THE NOW quite extensive correspondance in your columns triggered off by the publication of details from the report by Fr Jenkins of the Cambridge University Catholic Chaplaincy has not so far squared up to examining why the religious formation the young receive today is not preventing them lapse at an unprecedented rate.
If the three main influences in the formation in the faith are the home, the school and the liturgy, it is to these sources that we must look for means of developing a more succes-sful formation than we know at present.
While it may not be politely 'done' to say so, the truth is that in many ordinary Catholic homes today there is extensive confusion and disorientation in matters of the faith. Where there is little solidity, little can be given to the next generation.
The schools? At the junior level, while modern catechesis seems very cosy, it lacks the solid base given by the "Penny" Catechism. At the senior level, many pupils seem to know the faith in the manner required to pass a not very popular exam subject, but they acquire little to no 'feel' for it. The brain has been involved, but not the heart.
Asto the liturgy, has it inspired the young? I think not. Has it stimulated whatever sensitivities they may have for the beauty of the Divine and the reverence due to God? I think not. Its didactism and inescapable comprehensibility have not produced much love for the Mass. No wonder so many miss Mass as soon as they can 'get away with it' well before leaving school, let alone going on to higher education.
Recriminations between homes and schools for the present situation can only be sterile, since homes and schools do not control events within the Church.
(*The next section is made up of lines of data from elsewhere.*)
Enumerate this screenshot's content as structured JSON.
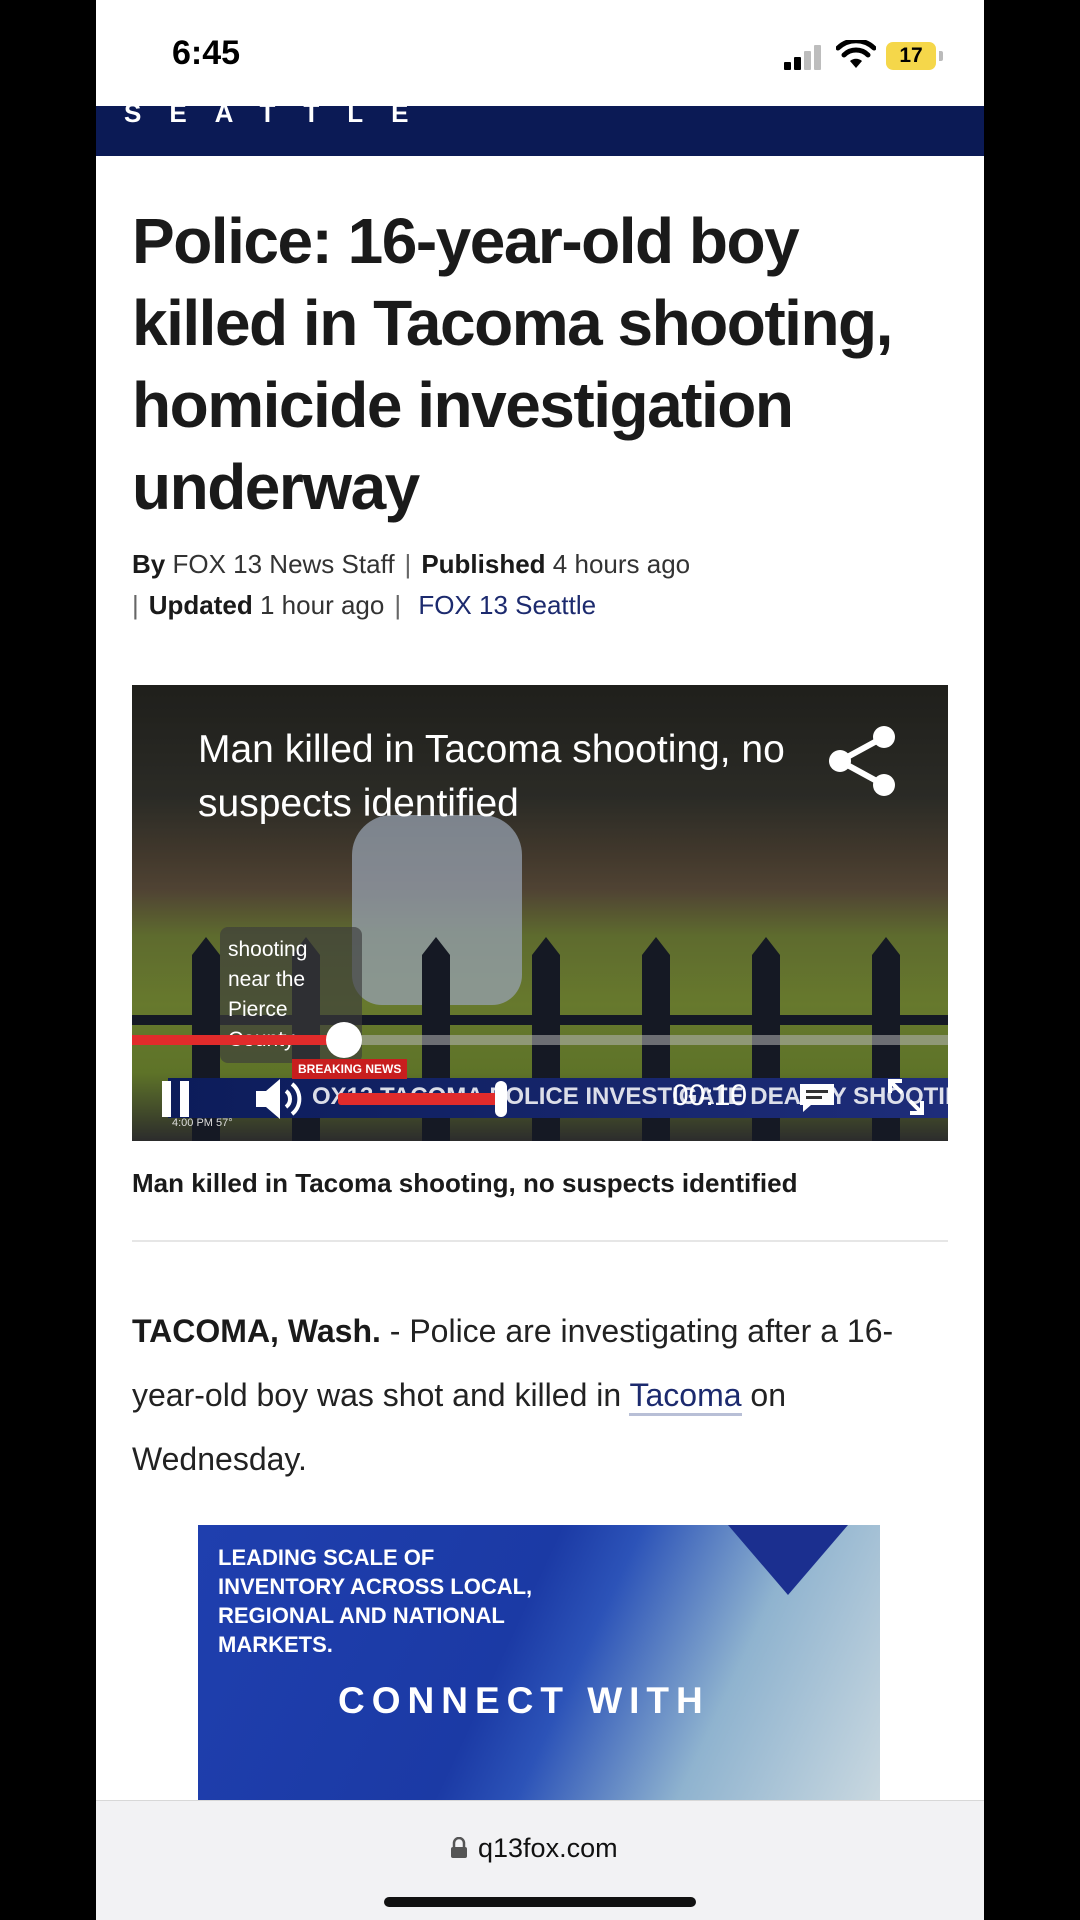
{
  "status_bar": {
    "time": "6:45",
    "battery": "17"
  },
  "site": {
    "band_text": "SEATTLE"
  },
  "article": {
    "headline": "Police: 16-year-old boy killed in Tacoma shooting, homicide investigation underway",
    "byline_prefix": "By",
    "byline_author": "FOX 13 News Staff",
    "published_label": "Published",
    "published_value": "4 hours ago",
    "updated_label": "Updated",
    "updated_value": "1 hour ago",
    "source_link": "FOX 13 Seattle",
    "lead_dateline": "TACOMA, Wash.",
    "lead_text_1": " - Police are investigating after a 16-year-old boy was shot and killed in ",
    "lead_link": "Tacoma",
    "lead_text_2": " on Wednesday."
  },
  "video": {
    "title": "Man killed in Tacoma shooting, no suspects identified",
    "caption_overlay": "shooting near the Pierce County",
    "breaking_tag": "BREAKING NEWS",
    "ticker": "OX13  TACOMA POLICE INVESTIGATE DEADLY SHOOTING",
    "station_info": "4:00 PM  57°",
    "timecode": "00:10",
    "progress": 0.26,
    "volume": 0.25,
    "caption_below": "Man killed in Tacoma shooting, no suspects identified"
  },
  "ad": {
    "copy": "LEADING SCALE OF INVENTORY ACROSS LOCAL, REGIONAL AND NATIONAL MARKETS.",
    "connect": "CONNECT WITH"
  },
  "browser": {
    "url": "q13fox.com"
  },
  "colors": {
    "brand_navy": "#0b1a55",
    "link": "#1c2a6e",
    "progress_red": "#e12b2b",
    "battery_yellow": "#f5d74a"
  }
}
Both have had a cerebrally emphasising renewal imposed upon them for better or for worse. I think it has been for the worse, since so much of the content of this renewal was specifically aimed at the young and "The proof of the pudding is in the eating".
Somewhere, somehow, a better balance must be found between our ability to 'know' and our ability to 'feel'; this can only be researched under the direction of authority, only authority can impose the end product. and I submit to authority that in matters as mysterious as those of faith and man's soul the hearts of ordinary people, the vast bulk of the human race, are probably more important influences than their brains. If the `brainy' at universities lapse in droves . . ?
J C I, Inman Bury St Edmunds' Suffolk OF COURSE you are right, in your editorial, Dec lb, to express concern at the quoted numbers of undergraduates who "lapse" from the faith; but only in the sense that one is properly concerned at just one person lapsing from the faith.
Anyone familiar with statistical analysis would be aware that the sample quoted is both so small and so poorly controlled that no reasonable deduction could be drawn. It follows that those of your correspondents who protest at certain deductions by proposing alternative ones themselves are not basing their objections on this premise of statistical insignificance.
Despite this point, associated matters of importance have been raised. These seem, in certain respects to be dulled by a confusion.
It is essential, for clarity of discussion. to distinguish between religious knowledge and religious practice: this clarity is needed in the present discussion of Catholic chaplaincies to the universities.
If schools were to make this distinction clear not only in the teaching approach to religious education but also to their pupils it could have the great benefit that at least the more senior and intelligent pupils might grasp the extremely high intellectual content in Catholic theology.
This could have several effects. Firstly, it might encourage the lapsed intellectual to continue study of the subject as an academic exercise in its own right. a status to which theology is well entitled: especially might he be convinced if the teacher was to stretch him beyond his ability so that he might come to admit himself that the understanding, practising, Catholic really knows what he advocates.
Secondly, this could promptly defeat that rather pathetic attitude — it is certainly not an intellectual argument — that religion is all superstition. an idea so many unthinkingly propose to the undergraduate.
Thirdly, if the student can be persuaded to continue his study, discuss, and argue, then he finds this a powerful deterrent to lapsing: as C S Lewis recognised in Screwtape Letters the last thing that the devil wants us to do is to reason.
It follows that the University chaplaincy is doubly important. It acts as the parish church for the Catholics of the university, a point made quite plain by Archbishop Heenan in an address when at Liverpool: then also it provides a resource of intellectual exercise in theological matters for both the Catholics and others of the university.
I have a clear impression from their support that the senior clergy of all denominations recognise this dual function of their chaplains: one hopes that we all recognise the onerous nature of this double function placed upon all our university chaplains.
Dr J C Gibbings C Eng Chairman, Chaplaincy Association Liverpool